_Task item_.
Reprint all records below exactly. No images.

================================

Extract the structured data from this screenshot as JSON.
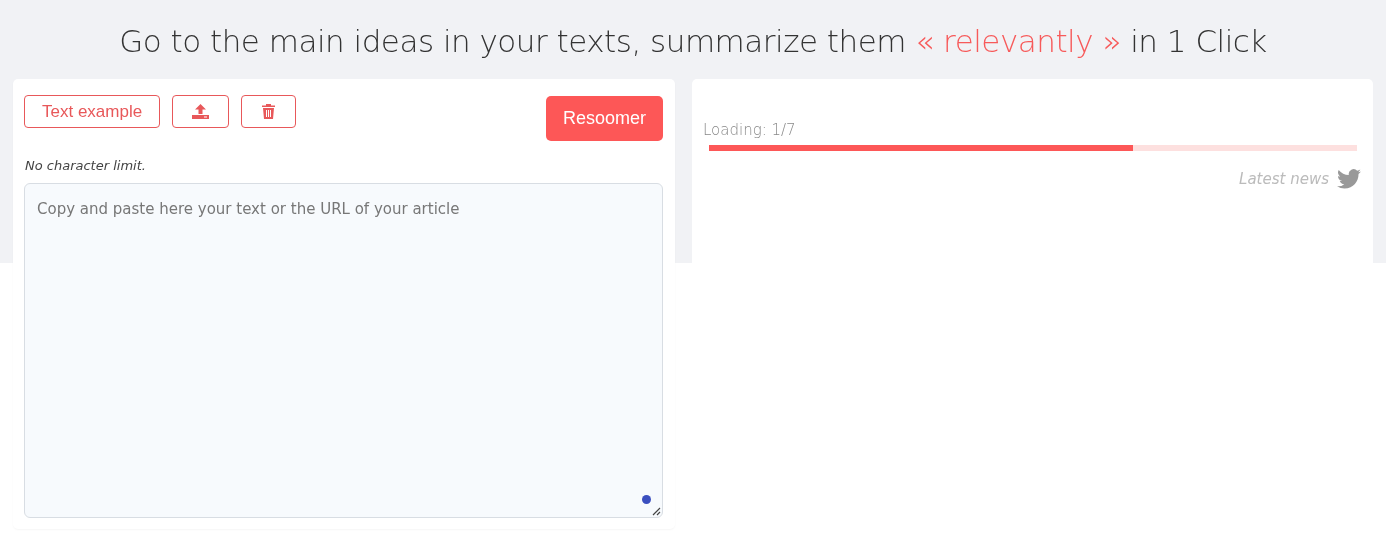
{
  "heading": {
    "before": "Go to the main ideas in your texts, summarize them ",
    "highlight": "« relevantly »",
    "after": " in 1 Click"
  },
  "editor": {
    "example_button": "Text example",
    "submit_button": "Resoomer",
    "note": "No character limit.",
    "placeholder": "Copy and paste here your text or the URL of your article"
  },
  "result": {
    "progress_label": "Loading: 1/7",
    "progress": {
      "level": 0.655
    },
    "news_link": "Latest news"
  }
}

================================

_Response area_.
Extract the structured data from this screenshot as JSON.
{
  "heading": {
    "before": "Go to the main ideas in your texts, summarize them ",
    "highlight": "« relevantly »",
    "after": " in 1 Click"
  },
  "editor": {
    "example_button": "Text example",
    "submit_button": "Resoomer",
    "note": "No character limit.",
    "placeholder": "Copy and paste here your text or the URL of your article"
  },
  "result": {
    "progress_label": "Loading: 1/7",
    "progress": {
      "level": 0.655
    },
    "news_link": "Latest news"
  }
}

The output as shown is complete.